We’ve all seen the video by now: Mariah Carey suffered a rather unfortunate New Year’s Eve performance, made all the worse by the fact that she was booked as the star attraction of Dick Clark’s New Year’s Rockin’ Eve show as a part of the annual ball drop event. Broadcast live from New York City's Times Square, over 35 million viewers tuned in to see 2016’s final f**k you to the entertainment industry: Carey was having some major technical issues, and no amount of flesh-covered leotard was going to hide it.
While some speculated that perhaps the singer had not completed a proper sound check or rehearsal prior to taking the stage, others questioned why someone who is said to boast a five-octave vocal range should mime at all, most seemed to agree that Carey’s in-ears were not working, leaving her unable to hear the backing track.
Either way, she was not happy.
After the event the singer’s manager, Stella Bulochnikov, had a few choice four letter words for the show’s producers, claiming that they repeatedly ignored the songstress’ concerns about technical issues prior to taking the stage, suggesting the performance was intentionally sabotaged in order to gain higher ratings.
“I will never know the truth, but I do know that we told them three times that her mic pack was not working. It was a disastrous production,” Bulochnikov told Us Weekly magazine. “They did not have their act together.”
In an interview with Entertainment Weekly, Bulochnikov went into more detail:
“Not only did she not ditch rehearsal, we got to Times Square at 2:30. We had the stage from 3.20 to 3.50. The most important thing to her was the sound.”
Bulochnikov claims that Carey and her team told the producer numerous times leading up to midnight that she was struggling to hear, only to be told that that the in-ears she would be using on stage would be different.
“We told both stage managers – remember this is not our production team, we’re out-sourcing our team, which we never do — we told them the mic pack was not working,” Bulochnikov continued. “They brought her a new one, and that one didn’t work either; the mic pack was dead. They changed the battery pack. She said she still couldn’t hear. Then things start to get chaotic.
“So, right when it goes live, she can’t hear anything. There’s noise from Times Square and the music is reverberating from the buildings — all she hears is chaos. She can’t hear her music. It’s a madhouse. At the point, there’s no way to recover.”
Carey since used Twitter to upload a 90-second recording, where she said:

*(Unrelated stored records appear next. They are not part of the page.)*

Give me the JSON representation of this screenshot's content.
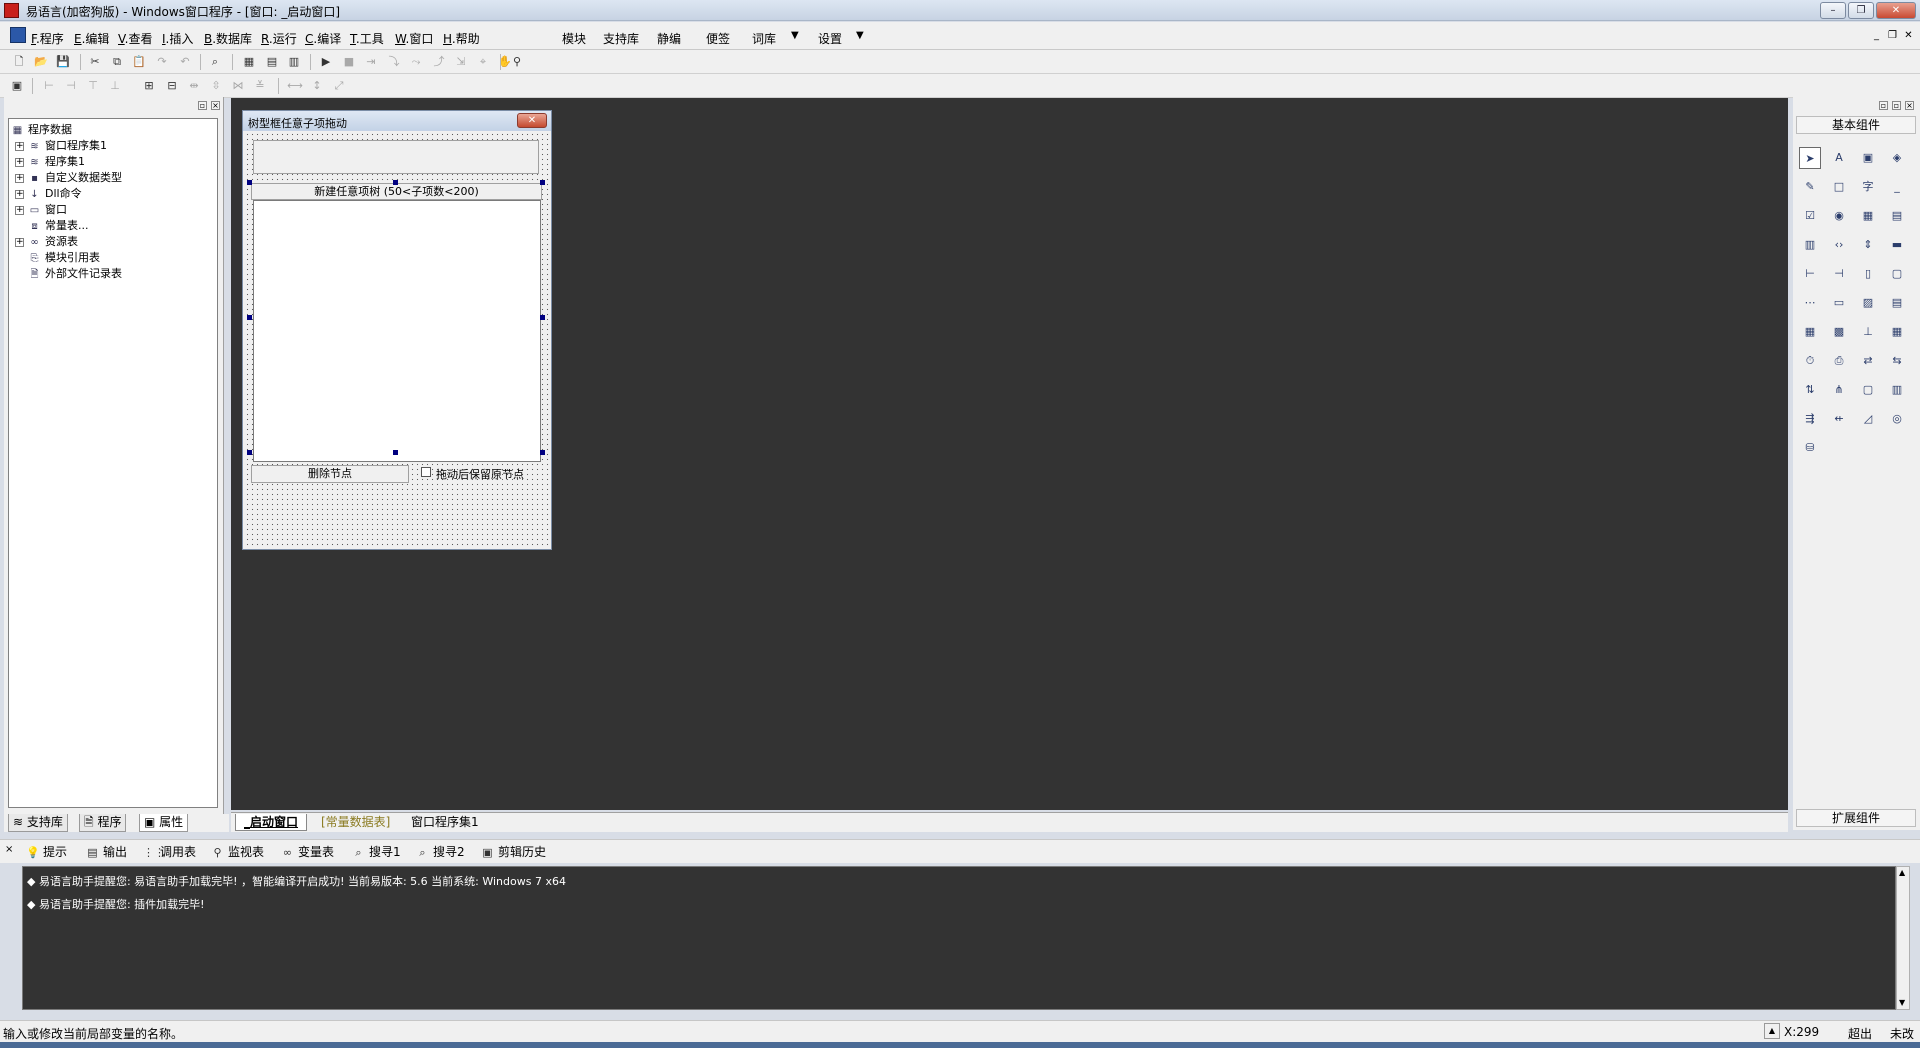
{
  "window": {
    "title": "易语言(加密狗版) - Windows窗口程序 - [窗口: _启动窗口]",
    "min": "–",
    "max": "❐",
    "close": "✕"
  },
  "menu": {
    "items": [
      {
        "key": "F",
        "label": ".程序"
      },
      {
        "key": "E",
        "label": ".编辑"
      },
      {
        "key": "V",
        "label": ".查看"
      },
      {
        "key": "I",
        "label": ".插入"
      },
      {
        "key": "B",
        "label": ".数据库"
      },
      {
        "key": "R",
        "label": ".运行"
      },
      {
        "key": "C",
        "label": ".编译"
      },
      {
        "key": "T",
        "label": ".工具"
      },
      {
        "key": "W",
        "label": ".窗口"
      },
      {
        "key": "H",
        "label": ".帮助"
      }
    ],
    "extras": [
      "模块",
      "支持库",
      "静编",
      "便签",
      "词库",
      "设置"
    ],
    "dropdown": "▼"
  },
  "tree": {
    "root": "程序数据",
    "items": [
      {
        "label": "窗口程序集1",
        "expand": "+"
      },
      {
        "label": "程序集1",
        "expand": "+"
      },
      {
        "label": "自定义数据类型",
        "expand": "+"
      },
      {
        "label": "Dll命令",
        "expand": "+"
      },
      {
        "label": "窗口",
        "expand": "+"
      },
      {
        "label": "常量表...",
        "expand": ""
      },
      {
        "label": "资源表",
        "expand": "+"
      },
      {
        "label": "模块引用表",
        "expand": ""
      },
      {
        "label": "外部文件记录表",
        "expand": ""
      }
    ]
  },
  "left_tabs": [
    "支持库",
    "程序",
    "属性"
  ],
  "form": {
    "title": "树型框任意子项拖动",
    "button_new": "新建任意项树 (50<子项数<200)",
    "button_delete": "删除节点",
    "checkbox_label": "拖动后保留原节点"
  },
  "doc_tabs": [
    "_启动窗口",
    "[常量数据表]",
    "窗口程序集1"
  ],
  "palette": {
    "title": "基本组件",
    "footer": "扩展组件",
    "icons": [
      "➤",
      "A",
      "▣",
      "◈",
      "✎",
      "□",
      "字",
      "_",
      "☑",
      "◉",
      "▦",
      "▤",
      "▥",
      "‹›",
      "⇕",
      "▬",
      "⊢",
      "⊣",
      "▯",
      "▢",
      "⋯",
      "▭",
      "▨",
      "▤",
      "▦",
      "▩",
      "⊥",
      "▦",
      "⏱",
      "⎙",
      "⇄",
      "⇆",
      "⇅",
      "⋔",
      "▢",
      "▥",
      "⇶",
      "⇷",
      "◿",
      "◎",
      "⛁"
    ]
  },
  "output_tabs": [
    "提示",
    "输出",
    "调用表",
    "监视表",
    "变量表",
    "搜寻1",
    "搜寻2",
    "剪辑历史"
  ],
  "output_lines": [
    "◆ 易语言助手提醒您: 易语言助手加载完毕! ，智能编译开启成功! 当前易版本: 5.6 当前系统: Windows 7 x64",
    "◆ 易语言助手提醒您: 插件加载完毕!"
  ],
  "status": {
    "hint": "输入或修改当前局部变量的名称。",
    "position": "X:299",
    "overwrite": "超出",
    "modified": "未改"
  }
}
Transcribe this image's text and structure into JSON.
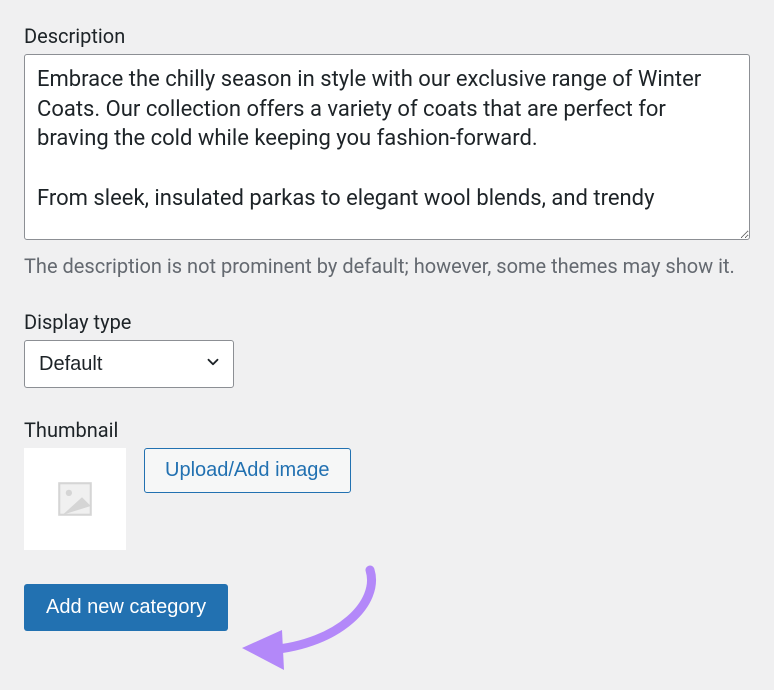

"It's a shame that we were put into the hands of a production team with technical issues who chose to capitalise on circumstances beyond our control. It's not practical for a singer to sing live and be able to hear themselves properly in the middle of Times Square with all the noise, the freezing cold, the smoke from the smoke machines, and thousands of people celebrating – especially when their ear monitors were not working at all. They foiled me, thus it turned into an opportunity to humiliate me.”
Dick Clark Productions, which produced the show, was quick to issue its own statement:
"To suggest that DCP would ever intentionally compromise the success of any artist is defamatory, outrageous and frankly absurd. In very rare instances there are of course technical errors that can occur with live television, however, an initial investigation has indicated that DCP had no involvement in the challenges associated with Ms. Carey's New Year's Eve performance."